### Task material:
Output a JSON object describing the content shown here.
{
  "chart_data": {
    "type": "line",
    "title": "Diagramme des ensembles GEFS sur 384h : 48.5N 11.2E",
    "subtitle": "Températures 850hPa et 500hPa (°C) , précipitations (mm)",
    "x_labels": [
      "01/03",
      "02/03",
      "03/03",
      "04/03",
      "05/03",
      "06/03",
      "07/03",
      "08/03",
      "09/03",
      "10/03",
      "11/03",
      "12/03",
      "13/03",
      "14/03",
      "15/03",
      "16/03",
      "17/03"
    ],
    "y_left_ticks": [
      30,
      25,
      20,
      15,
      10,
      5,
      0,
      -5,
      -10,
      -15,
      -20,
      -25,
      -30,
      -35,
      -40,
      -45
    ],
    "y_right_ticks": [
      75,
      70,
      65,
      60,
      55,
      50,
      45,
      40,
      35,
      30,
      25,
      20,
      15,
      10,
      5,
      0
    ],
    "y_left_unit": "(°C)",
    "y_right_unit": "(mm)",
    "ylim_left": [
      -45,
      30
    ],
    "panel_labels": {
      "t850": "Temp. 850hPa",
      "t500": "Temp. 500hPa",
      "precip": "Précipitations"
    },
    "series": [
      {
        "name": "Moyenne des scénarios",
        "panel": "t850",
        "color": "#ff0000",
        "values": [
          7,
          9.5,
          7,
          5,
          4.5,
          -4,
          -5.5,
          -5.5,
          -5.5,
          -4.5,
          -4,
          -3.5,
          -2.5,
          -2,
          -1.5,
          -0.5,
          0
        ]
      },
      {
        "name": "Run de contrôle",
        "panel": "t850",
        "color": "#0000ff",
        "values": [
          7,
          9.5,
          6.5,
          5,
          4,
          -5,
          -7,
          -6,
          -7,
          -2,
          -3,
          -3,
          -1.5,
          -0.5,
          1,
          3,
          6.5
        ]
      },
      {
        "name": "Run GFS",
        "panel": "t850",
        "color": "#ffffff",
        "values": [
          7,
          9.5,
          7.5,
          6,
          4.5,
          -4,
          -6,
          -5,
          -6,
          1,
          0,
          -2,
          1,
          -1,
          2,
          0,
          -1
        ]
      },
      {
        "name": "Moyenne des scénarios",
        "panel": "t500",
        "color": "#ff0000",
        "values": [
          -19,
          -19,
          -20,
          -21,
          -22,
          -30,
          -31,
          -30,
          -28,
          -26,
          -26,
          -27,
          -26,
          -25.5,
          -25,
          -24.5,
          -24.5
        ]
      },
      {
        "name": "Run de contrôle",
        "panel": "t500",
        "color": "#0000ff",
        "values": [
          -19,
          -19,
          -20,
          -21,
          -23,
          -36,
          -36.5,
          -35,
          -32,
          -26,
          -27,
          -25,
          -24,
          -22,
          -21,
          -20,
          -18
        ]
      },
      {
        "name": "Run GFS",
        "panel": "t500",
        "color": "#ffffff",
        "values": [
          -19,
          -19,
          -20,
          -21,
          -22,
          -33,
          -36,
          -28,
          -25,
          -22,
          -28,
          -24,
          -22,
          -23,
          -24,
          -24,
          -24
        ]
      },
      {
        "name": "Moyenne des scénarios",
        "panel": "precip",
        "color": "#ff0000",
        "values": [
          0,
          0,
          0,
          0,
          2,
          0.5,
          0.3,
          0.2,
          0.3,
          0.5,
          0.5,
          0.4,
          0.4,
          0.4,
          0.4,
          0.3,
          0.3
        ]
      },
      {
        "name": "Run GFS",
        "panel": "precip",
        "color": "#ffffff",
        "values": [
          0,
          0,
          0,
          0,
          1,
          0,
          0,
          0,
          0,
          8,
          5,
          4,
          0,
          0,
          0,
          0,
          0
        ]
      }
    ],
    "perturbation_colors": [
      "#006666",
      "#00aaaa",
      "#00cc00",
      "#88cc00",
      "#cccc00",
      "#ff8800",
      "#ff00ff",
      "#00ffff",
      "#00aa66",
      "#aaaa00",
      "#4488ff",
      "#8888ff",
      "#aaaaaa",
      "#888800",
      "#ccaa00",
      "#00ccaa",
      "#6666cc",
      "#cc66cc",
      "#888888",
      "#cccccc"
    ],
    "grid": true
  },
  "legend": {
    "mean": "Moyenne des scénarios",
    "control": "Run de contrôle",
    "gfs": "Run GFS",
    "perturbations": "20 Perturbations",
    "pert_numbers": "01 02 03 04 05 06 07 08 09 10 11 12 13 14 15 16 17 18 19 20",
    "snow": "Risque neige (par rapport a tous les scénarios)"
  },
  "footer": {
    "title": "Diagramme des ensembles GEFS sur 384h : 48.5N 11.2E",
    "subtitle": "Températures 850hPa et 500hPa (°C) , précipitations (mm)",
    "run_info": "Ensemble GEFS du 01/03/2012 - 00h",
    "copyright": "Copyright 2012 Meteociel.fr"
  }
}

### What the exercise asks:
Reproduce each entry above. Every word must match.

### Exercise result:
Output a JSON object describing the content shown here.
{
  "chart_data": {
    "type": "line",
    "title": "Diagramme des ensembles GEFS sur 384h : 48.5N 11.2E",
    "subtitle": "Températures 850hPa et 500hPa (°C) , précipitations (mm)",
    "x_labels": [
      "01/03",
      "02/03",
      "03/03",
      "04/03",
      "05/03",
      "06/03",
      "07/03",
      "08/03",
      "09/03",
      "10/03",
      "11/03",
      "12/03",
      "13/03",
      "14/03",
      "15/03",
      "16/03",
      "17/03"
    ],
    "y_left_ticks": [
      30,
      25,
      20,
      15,
      10,
      5,
      0,
      -5,
      -10,
      -15,
      -20,
      -25,
      -30,
      -35,
      -40,
      -45
    ],
    "y_right_ticks": [
      75,
      70,
      65,
      60,
      55,
      50,
      45,
      40,
      35,
      30,
      25,
      20,
      15,
      10,
      5,
      0
    ],
    "y_left_unit": "(°C)",
    "y_right_unit": "(mm)",
    "ylim_left": [
      -45,
      30
    ],
    "panel_labels": {
      "t850": "Temp. 850hPa",
      "t500": "Temp. 500hPa",
      "precip": "Précipitations"
    },
    "series": [
      {
        "name": "Moyenne des scénarios",
        "panel": "t850",
        "color": "#ff0000",
        "values": [
          7,
          9.5,
          7,
          5,
          4.5,
          -4,
          -5.5,
          -5.5,
          -5.5,
          -4.5,
          -4,
          -3.5,
          -2.5,
          -2,
          -1.5,
          -0.5,
          0
        ]
      },
      {
        "name": "Run de contrôle",
        "panel": "t850",
        "color": "#0000ff",
        "values": [
          7,
          9.5,
          6.5,
          5,
          4,
          -5,
          -7,
          -6,
          -7,
          -2,
          -3,
          -3,
          -1.5,
          -0.5,
          1,
          3,
          6.5
        ]
      },
      {
        "name": "Run GFS",
        "panel": "t850",
        "color": "#ffffff",
        "values": [
          7,
          9.5,
          7.5,
          6,
          4.5,
          -4,
          -6,
          -5,
          -6,
          1,
          0,
          -2,
          1,
          -1,
          2,
          0,
          -1
        ]
      },
      {
        "name": "Moyenne des scénarios",
        "panel": "t500",
        "color": "#ff0000",
        "values": [
          -19,
          -19,
          -20,
          -21,
          -22,
          -30,
          -31,
          -30,
          -28,
          -26,
          -26,
          -27,
          -26,
          -25.5,
          -25,
          -24.5,
          -24.5
        ]
      },
      {
        "name": "Run de contrôle",
        "panel": "t500",
        "color": "#0000ff",
        "values": [
          -19,
          -19,
          -20,
          -21,
          -23,
          -36,
          -36.5,
          -35,
          -32,
          -26,
          -27,
          -25,
          -24,
          -22,
          -21,
          -20,
          -18
        ]
      },
      {
        "name": "Run GFS",
        "panel": "t500",
        "color": "#ffffff",
        "values": [
          -19,
          -19,
          -20,
          -21,
          -22,
          -33,
          -36,
          -28,
          -25,
          -22,
          -28,
          -24,
          -22,
          -23,
          -24,
          -24,
          -24
        ]
      },
      {
        "name": "Moyenne des scénarios",
        "panel": "precip",
        "color": "#ff0000",
        "values": [
          0,
          0,
          0,
          0,
          2,
          0.5,
          0.3,
          0.2,
          0.3,
          0.5,
          0.5,
          0.4,
          0.4,
          0.4,
          0.4,
          0.3,
          0.3
        ]
      },
      {
        "name": "Run GFS",
        "panel": "precip",
        "color": "#ffffff",
        "values": [
          0,
          0,
          0,
          0,
          1,
          0,
          0,
          0,
          0,
          8,
          5,
          4,
          0,
          0,
          0,
          0,
          0
        ]
      }
    ],
    "perturbation_colors": [
      "#006666",
      "#00aaaa",
      "#00cc00",
      "#88cc00",
      "#cccc00",
      "#ff8800",
      "#ff00ff",
      "#00ffff",
      "#00aa66",
      "#aaaa00",
      "#4488ff",
      "#8888ff",
      "#aaaaaa",
      "#888800",
      "#ccaa00",
      "#00ccaa",
      "#6666cc",
      "#cc66cc",
      "#888888",
      "#cccccc"
    ],
    "grid": true
  },
  "legend": {
    "mean": "Moyenne des scénarios",
    "control": "Run de contrôle",
    "gfs": "Run GFS",
    "perturbations": "20 Perturbations",
    "pert_numbers": "01 02 03 04 05 06 07 08 09 10 11 12 13 14 15 16 17 18 19 20",
    "snow": "Risque neige (par rapport a tous les scénarios)"
  },
  "footer": {
    "title": "Diagramme des ensembles GEFS sur 384h : 48.5N 11.2E",
    "subtitle": "Températures 850hPa et 500hPa (°C) , précipitations (mm)",
    "run_info": "Ensemble GEFS du 01/03/2012 - 00h",
    "copyright": "Copyright 2012 Meteociel.fr"
  }
}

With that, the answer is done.